Just the three runners lining up for Saturday's King George VI & Queen Elizabeth Stakes at Ascot underlines just how select Europe's middle-distance elite are.
Anthony Van Dyck’s late defection on Friday evening makes it the smallest King George field ever.
However, that one of them is Enable will still supply enough fascination for many as the superstar mare tries to become the first triple-winner of British racing's traditional midsummer highlight.
Her jockey Frankie Dettori will try to equal Lester Piggott's seven King George victories and his tactical battle against a pair of Aidan O'Brien opponents adds a layer of intrigue.
Nevertheless the concentration of top-class horses in so few hands is underlined by such a small turnout.
Not only that but what might have been Enable’s biggest threat, her old rival Magical, has been diverted by the Ballydoyle team to Sunday’s Tattersalls Gold Cup at the Curragh.
Magical looks to face a straightforward task against a handful of opponents including her stable companion Armory, the sole three-year-old to avail of the rescheduled €250,000 race being open to the classic generation in this unque year.
This weekend's biggest Group One field is actually in Germany where Joseph O'Brien's progressive four-year-old Patrick Sarsfield has a first start at the top level on Sunday.
That is in the Grosser Preis Bayerisches Zuchtrennen over a mile and a quarter, due off at 2.20 Irish-time.
O'Brien has engaged local jockey Adrie De Vries to ride the Meld Stakes winner whose half dozen rivals include the Godolphin pair Barney Roy and Spotify.
If the overall picture smacks of a tiny cadre of top-class middle-distance talent in the possession of an even tinier number of owners, spread too thinly on too many opportunities, there is still no disputing the King George’s position at centre-stage.
Some of her more mawkish press might be offputting but over three seasons Enable has proved herself a truly top-class talent possessed too of remarkable durability.
The ultimate goal of her fifth season in training is a record third Arc victory in Paris in October. But before she can complete a unique King George hat-trick, eclipsing both Dahlia and Swain who also won it twice.
On official ratings Enable has half a stone in hand and is widely expected to step up for her comeback run at Sandown when shading the race-fit Japan as they chased home Gahaiyyath.
Whatever the numerical aspect there’s little arguing with the quality of a race that also includes last year’s pace-forcing Irish Derby winner, Sovereign.
These are the type of older horses the King George is designed to attract and how the Ballydoyle team deploys them to best effect will be fascinating.
The question of ‘team tactics’ has cropped up once again this season in relation to O’Brien, including last month’s St James’s Palace Stakes.
The Irishman has always insisted each of his horses runs on his merits but even Anthony Van Dyck’s defection might not persuade some to dismiss such matters in a context such as this.

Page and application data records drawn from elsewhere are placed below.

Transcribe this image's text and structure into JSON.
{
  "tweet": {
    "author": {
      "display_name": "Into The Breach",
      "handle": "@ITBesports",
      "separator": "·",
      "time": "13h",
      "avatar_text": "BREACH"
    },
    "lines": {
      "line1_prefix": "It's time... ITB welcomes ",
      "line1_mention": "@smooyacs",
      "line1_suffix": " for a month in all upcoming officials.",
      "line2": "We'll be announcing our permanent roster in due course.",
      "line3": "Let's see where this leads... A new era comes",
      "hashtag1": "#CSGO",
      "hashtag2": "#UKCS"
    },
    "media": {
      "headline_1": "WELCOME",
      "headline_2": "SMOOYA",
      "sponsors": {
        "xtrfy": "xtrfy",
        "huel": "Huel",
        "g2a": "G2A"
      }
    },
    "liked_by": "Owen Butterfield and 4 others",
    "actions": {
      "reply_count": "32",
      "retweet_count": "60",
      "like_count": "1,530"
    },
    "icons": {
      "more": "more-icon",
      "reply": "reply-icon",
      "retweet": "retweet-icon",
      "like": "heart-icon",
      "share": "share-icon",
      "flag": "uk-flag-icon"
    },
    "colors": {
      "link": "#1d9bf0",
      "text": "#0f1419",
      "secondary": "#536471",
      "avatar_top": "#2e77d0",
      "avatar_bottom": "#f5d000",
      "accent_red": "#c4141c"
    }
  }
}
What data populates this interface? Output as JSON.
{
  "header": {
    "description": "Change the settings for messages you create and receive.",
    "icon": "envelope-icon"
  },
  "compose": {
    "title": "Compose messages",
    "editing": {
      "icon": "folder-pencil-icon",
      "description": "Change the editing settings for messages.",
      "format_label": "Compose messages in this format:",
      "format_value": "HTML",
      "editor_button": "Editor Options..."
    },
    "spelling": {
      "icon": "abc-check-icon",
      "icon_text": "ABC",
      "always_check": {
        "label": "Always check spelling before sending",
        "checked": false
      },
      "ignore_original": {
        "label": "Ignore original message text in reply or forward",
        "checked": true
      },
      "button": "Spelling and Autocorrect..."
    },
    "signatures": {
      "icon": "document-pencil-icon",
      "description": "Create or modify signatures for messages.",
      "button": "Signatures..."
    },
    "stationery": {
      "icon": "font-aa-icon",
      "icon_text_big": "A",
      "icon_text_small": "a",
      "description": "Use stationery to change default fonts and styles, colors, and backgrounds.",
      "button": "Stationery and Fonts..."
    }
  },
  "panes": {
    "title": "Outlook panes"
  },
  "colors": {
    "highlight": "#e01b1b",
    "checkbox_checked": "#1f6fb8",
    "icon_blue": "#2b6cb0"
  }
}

Enable's trainer John Gosden has plainly been unhappy in the past with tactics used in Enable's races, most notably in the 2018 Breeders Cup Turf.
He has already predicted a “tactical cat and mouse game” but downplayed the likelihood of anything “sinister” as he put it.
“I don’t expect to see a repeat of a Group One run there on the Saturday of Royal Ascot,” Gosden said. “I would have thought that we’re all above all that now, I really would. If I’m concerned about that going into a race, that’s not a good thing.”
Both Gosden and O’Brien are pursuing a fifth King George success. Dettori is after a seventh victory. But the most important number of all could yet be a record third win for Enable.